LKMco welcomes the Department for Education’s announcement today of new teaching internships for undergraduates in their last year at university.
The announcement provides an evidence-based response to the finding in LKMco and Pearson’s 2015 report “Why Teach?” that ‘accidental’ entry to the teaching profession was surprisingly common.
The report described accidental entries as examples of becoming ‘hooked on teaching’, and called on government to “get teachers through the door – since it is then that they can experience what makes teaching rewarding.”
Commenting on today’s announcement, Loic Menzies, Director of LKMco said:
“This is great news. Many lifelong teachers never actually planned to join the profession but interacting with pupils and the joy of ‘making a difference’ is enough to win many talented professionals over. It’s important to ensure more people get a chance to experience this and today’s announcement promises to make that possible. I look forward to seeing the results of the trial and, if successful, to seeing it extended to other subjects”.
Stephany, a Deputy Head at Meadow Primary School in Lowestoft was one teacher featured in the report who became ‘hooked on teaching.’ She explained that:
“I went into it because I wasn’t sure of what else to do, but I think once I got there I realised how great a job it is… I spent, I think, two weeks in the school and basically just fell in love with the entire thing and I was lucky enough to be with a teacher who was very friendly and gave me lots of kind of responsibility…I knew nothing… I found her quite inspirational… So from that moment on I knew that that’s what I wanted to do.”
Similarly, her colleague Sabiha began by volunteering in a school, then became a Teaching Assistant and then went on to do a PGCE:
“I learned about myself during that time and learned that I really love learning, I love education and it just felt really good and I was happy and it felt nice to have that relationship with all the children.”
Meanwhile, Nick, a Secondary School teacher in Cambridge took a short-term job as a cover supervisor and ended up ‘hooked on teaching’ for largely socially-minded reasons:
“I wouldn’t say that I was a particularly selfless person before I did this.
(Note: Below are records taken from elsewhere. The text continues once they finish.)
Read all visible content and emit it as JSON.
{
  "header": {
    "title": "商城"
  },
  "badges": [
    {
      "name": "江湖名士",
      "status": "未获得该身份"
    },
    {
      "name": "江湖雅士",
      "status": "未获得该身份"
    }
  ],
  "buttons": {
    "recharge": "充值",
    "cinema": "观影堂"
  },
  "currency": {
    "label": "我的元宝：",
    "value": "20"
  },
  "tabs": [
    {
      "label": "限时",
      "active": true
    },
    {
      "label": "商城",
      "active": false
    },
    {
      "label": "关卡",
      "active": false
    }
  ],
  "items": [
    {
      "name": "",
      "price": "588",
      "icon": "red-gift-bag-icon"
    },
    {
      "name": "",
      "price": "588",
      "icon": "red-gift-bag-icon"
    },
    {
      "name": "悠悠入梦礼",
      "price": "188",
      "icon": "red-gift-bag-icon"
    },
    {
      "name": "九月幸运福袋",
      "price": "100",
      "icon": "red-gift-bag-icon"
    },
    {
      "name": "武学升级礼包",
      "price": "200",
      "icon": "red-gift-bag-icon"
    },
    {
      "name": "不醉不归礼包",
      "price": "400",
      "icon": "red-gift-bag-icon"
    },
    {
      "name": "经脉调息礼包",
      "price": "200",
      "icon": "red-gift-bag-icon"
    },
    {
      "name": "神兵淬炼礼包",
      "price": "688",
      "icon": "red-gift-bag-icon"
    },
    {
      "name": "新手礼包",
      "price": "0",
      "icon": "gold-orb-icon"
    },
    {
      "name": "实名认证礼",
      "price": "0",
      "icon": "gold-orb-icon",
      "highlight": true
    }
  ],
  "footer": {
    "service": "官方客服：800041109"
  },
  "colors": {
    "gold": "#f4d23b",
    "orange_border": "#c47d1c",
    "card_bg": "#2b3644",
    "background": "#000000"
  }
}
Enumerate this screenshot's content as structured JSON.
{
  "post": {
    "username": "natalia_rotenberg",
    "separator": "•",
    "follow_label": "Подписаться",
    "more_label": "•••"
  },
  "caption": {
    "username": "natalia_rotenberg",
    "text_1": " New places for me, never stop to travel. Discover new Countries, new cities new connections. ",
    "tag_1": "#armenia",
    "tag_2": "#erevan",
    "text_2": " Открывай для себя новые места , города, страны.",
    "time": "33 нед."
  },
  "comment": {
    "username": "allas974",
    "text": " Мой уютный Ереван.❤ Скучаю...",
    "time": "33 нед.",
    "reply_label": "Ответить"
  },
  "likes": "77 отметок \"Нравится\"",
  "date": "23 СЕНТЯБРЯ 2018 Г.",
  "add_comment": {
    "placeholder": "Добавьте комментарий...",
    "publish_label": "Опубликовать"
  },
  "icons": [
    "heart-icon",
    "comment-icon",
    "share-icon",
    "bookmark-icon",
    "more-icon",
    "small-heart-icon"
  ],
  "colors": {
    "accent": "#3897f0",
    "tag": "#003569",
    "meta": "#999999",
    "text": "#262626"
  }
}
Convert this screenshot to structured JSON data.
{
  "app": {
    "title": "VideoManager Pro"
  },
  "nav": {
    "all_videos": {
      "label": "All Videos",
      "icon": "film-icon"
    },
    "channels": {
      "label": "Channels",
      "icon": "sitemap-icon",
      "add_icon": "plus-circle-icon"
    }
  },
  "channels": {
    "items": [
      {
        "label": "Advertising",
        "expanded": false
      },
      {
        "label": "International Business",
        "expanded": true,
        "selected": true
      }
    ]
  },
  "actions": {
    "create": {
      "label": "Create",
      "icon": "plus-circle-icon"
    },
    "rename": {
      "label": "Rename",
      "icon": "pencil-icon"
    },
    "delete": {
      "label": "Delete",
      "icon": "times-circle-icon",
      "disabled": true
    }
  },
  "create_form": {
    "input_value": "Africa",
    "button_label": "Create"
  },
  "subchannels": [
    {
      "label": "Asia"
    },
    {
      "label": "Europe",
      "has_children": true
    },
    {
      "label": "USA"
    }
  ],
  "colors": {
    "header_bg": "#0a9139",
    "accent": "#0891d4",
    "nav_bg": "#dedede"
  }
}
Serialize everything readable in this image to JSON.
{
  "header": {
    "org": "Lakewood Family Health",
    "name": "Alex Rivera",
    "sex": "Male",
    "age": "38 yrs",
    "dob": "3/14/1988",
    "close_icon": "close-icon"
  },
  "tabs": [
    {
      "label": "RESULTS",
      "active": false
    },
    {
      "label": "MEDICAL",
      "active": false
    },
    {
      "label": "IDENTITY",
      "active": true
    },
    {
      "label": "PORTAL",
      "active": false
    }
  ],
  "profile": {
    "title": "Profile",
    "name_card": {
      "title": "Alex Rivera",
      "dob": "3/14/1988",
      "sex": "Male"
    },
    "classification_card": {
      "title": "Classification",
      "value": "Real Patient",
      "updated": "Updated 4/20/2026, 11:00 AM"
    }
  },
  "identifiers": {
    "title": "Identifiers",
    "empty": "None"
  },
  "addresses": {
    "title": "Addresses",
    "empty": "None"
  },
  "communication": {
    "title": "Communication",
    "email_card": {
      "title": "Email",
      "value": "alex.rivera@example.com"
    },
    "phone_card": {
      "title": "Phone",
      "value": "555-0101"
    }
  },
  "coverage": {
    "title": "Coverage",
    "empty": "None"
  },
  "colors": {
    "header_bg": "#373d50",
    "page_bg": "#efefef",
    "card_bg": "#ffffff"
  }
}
I didn’t think that much about needs of others and I came from a wealthy, homogenous background where I wasn’t unaware of people’s hardship, but I wasn’t particularly engaged in reducing suffering either. And when I had my eyes a little bit opened to the level of suffering that was going on even in the place that I’d grown up, I became rather dedicated to the idea of reducing it… for the first time I felt like I was doing something I genuinely could be happy about – that I’m proud of and was worthwhile.”
“Why Teach?” by LKMco and Pearson is based on analysis of data from thousands of teachers on why they entered and stayed in the profession. It is available here.